Handle Multiple Sources of Location Updates

Generally speaking, a location provider with greater accuracy (GPS) requires a longer fix time than one with lower accuracy (network-based). If you want to display location data as quickly as possible and update it as more accurate data becomes available, a common practice is to register a location listener with both GPS and network providers. In the onLocationChanged() callback, you'll receive location updates from multiple location providers that may have different timestamps and varying levels of accuracy. You'll need to incorporate logic to disambiguate the location providers and discard updates that are stale and less accurate. The code snippet below demonstrates a sample implementation of this logic.

private static final int TWO_MINUTES = 1000 * 60 * 2;

/** Determines whether one Location reading is better than the current Location fix
  * @param location  The new Location that you want to evaluate
  * @param currentBestLocation  The current Location fix, to which you want to compare the new one
protected boolean isBetterLocation(Location location, Location currentBestLocation) {
    if (currentBestLocation == null) {
        // A new location is always better than no location
        return true;

    // Check whether the new location fix is newer or older
    long timeDelta = location.getTime() - currentBestLocation.getTime();
    boolean isSignificantlyNewer = timeDelta > TWO_MINUTES;
    boolean isSignificantlyOlder = timeDelta < -TWO_MINUTES;
    boolean isNewer = timeDelta > 0;

    // If it's been more than two minutes since the current location, use the new location
    // because the user has likely moved
    if (isSignificantlyNewer) {
        return true;
    // If the new location is more than two minutes older, it must be worse
    } else if (isSignificantlyOlder) {
        return false;

    // Check whether the new location fix is more or less accurate
    int accuracyDelta = (int) (location.getAccuracy() - currentBestLocation.getAccuracy());
    boolean isLessAccurate = accuracyDelta > 0;
    boolean isMoreAccurate = accuracyDelta < 0;
    boolean isSignificantlyLessAccurate = accuracyDelta > 200;

    // Check if the old and new location are from the same provider
    boolean isFromSameProvider = isSameProvider(location.getProvider(),

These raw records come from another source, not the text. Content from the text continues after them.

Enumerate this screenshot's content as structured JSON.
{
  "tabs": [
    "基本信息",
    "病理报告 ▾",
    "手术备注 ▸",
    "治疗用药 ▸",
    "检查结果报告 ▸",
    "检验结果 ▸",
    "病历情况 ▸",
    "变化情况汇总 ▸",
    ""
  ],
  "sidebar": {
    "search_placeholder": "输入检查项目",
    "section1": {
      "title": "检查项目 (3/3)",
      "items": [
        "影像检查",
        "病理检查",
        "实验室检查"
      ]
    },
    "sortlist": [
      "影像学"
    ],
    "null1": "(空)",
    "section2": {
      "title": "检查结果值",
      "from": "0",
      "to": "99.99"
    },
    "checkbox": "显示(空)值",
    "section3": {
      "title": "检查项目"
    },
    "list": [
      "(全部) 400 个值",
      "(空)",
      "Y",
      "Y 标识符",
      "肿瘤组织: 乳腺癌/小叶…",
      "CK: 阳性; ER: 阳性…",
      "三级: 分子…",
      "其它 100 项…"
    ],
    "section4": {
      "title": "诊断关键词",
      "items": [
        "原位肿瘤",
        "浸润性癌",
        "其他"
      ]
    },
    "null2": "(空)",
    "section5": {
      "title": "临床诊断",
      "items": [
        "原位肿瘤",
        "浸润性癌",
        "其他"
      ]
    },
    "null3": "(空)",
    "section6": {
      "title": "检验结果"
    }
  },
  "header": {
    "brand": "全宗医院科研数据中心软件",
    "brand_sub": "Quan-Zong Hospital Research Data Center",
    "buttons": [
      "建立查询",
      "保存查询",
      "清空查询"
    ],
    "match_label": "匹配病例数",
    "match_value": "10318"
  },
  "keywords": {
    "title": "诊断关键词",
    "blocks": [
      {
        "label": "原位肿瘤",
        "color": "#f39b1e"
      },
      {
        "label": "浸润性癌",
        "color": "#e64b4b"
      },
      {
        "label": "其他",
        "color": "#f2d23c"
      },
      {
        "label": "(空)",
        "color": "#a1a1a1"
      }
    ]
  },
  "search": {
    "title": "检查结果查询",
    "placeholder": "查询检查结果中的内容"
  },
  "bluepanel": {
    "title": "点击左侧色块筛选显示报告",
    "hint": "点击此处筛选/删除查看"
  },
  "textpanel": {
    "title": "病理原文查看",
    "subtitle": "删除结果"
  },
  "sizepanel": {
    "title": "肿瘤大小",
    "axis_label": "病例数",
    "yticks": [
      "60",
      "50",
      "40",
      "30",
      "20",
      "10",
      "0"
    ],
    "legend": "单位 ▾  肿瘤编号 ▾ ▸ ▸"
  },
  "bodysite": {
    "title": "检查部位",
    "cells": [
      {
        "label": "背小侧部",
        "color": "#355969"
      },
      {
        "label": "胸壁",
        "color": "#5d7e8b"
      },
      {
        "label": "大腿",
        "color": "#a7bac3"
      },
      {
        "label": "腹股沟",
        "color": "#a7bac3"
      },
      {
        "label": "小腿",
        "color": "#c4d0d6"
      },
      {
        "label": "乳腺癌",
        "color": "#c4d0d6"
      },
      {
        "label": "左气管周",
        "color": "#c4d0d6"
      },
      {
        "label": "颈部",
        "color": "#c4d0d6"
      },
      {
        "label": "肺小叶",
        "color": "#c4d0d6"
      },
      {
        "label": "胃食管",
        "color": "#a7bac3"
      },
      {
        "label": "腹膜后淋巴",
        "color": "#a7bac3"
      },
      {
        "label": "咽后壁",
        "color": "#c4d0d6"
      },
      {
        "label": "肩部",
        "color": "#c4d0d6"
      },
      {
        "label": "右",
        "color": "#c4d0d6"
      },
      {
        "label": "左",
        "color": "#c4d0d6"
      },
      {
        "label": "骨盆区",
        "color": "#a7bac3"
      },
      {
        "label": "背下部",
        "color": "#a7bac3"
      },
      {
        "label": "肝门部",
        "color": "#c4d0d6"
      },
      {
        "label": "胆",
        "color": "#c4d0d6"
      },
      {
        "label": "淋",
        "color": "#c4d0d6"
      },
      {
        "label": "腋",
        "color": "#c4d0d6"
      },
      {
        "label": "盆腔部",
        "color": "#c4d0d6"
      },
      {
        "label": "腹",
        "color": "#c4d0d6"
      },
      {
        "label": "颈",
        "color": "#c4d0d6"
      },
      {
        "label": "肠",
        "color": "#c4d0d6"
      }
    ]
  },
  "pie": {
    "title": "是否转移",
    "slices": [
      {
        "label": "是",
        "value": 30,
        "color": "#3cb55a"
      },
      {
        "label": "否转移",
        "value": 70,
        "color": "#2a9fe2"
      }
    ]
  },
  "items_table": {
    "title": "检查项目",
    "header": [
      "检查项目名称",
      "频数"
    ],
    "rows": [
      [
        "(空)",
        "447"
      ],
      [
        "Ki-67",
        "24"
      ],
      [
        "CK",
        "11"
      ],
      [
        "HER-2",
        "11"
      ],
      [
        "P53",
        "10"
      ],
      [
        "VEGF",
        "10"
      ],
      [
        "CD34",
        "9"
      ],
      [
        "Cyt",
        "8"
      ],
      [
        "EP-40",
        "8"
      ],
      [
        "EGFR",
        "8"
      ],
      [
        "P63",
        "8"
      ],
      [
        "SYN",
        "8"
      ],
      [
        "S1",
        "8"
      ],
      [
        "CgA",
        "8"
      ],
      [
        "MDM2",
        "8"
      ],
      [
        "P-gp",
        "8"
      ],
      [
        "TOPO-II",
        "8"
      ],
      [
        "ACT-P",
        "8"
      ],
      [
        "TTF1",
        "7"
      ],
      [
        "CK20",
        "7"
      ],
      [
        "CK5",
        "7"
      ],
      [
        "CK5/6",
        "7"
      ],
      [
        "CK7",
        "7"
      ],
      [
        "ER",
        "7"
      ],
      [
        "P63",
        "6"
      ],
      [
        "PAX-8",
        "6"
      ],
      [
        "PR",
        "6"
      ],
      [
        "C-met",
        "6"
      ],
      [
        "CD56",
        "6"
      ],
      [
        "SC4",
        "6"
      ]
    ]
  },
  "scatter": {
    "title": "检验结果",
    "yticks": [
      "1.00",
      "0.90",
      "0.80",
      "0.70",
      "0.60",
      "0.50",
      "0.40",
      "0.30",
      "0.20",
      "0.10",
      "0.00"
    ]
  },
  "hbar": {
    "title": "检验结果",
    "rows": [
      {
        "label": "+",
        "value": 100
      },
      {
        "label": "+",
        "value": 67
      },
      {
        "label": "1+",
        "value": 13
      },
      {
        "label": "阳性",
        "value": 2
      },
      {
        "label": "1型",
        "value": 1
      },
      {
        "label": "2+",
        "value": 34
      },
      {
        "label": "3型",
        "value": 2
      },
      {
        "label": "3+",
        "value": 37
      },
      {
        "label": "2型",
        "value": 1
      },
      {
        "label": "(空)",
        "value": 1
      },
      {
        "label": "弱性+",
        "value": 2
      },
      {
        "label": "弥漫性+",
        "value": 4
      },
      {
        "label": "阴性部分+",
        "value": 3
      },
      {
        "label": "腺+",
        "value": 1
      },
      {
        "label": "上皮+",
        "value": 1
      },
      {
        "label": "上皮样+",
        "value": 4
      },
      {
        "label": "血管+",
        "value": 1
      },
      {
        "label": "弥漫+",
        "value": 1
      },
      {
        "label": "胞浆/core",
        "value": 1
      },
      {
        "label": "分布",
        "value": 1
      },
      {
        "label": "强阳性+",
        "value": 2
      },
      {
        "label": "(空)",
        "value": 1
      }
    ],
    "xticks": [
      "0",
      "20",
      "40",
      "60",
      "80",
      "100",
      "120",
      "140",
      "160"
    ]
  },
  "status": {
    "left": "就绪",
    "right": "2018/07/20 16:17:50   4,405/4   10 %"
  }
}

    // Determine location quality using a combination of timeliness and accuracy
    if (isMoreAccurate) {
        return true;
    } else if (isNewer && !isLessAccurate) {
        return true;
    } else if (isNewer && !isSignificantlyLessAccurate && isFromSameProvider) {
        return true;
    return false;

/** Checks whether two providers are the same */
private boolean isSameProvider(String provider1, String provider2) {
    if (provider1 == null) {
      return provider2 == null;
    return provider1.equals(provider2);

Use getLastKnownLocation() Wisely

The setup time for getting a reasonable location fix may not be acceptable for certain applications. You should consider calling the getLastKnownLocation() method which simply queries Android for the last location update previously received by any location providers. Keep in mind that the returned location may be stale. You should check the timestamp and accuracy of the returned location and decide whether it is useful for your application. If you elect to discard the location update returned from getLastKnownLocation() and wait for fresh updates from the location provider(s), you should consider displaying an appropriate message before location data is received.

Terminate Location Updates

When you are done with using location data, you should terminate location update to reduce unnecessary consumption of power and network bandwidth. For example, if the user navigates away from an activity where location updates are displayed, you should stop location update by calling removeUpdates() in onStop(). (onStop() is called when the activity is no longer visible. If you want to learn more about activity lifecycle, read up on the Stopping and Restarting an Activity lesson.

protected void onStop() {

Note: For applications that need to continuously receive and process location updates like a near-real time mapping application, it is best to incorporate the location update logic in a background service and make use of the system notification bar to make the user aware that location data is being used.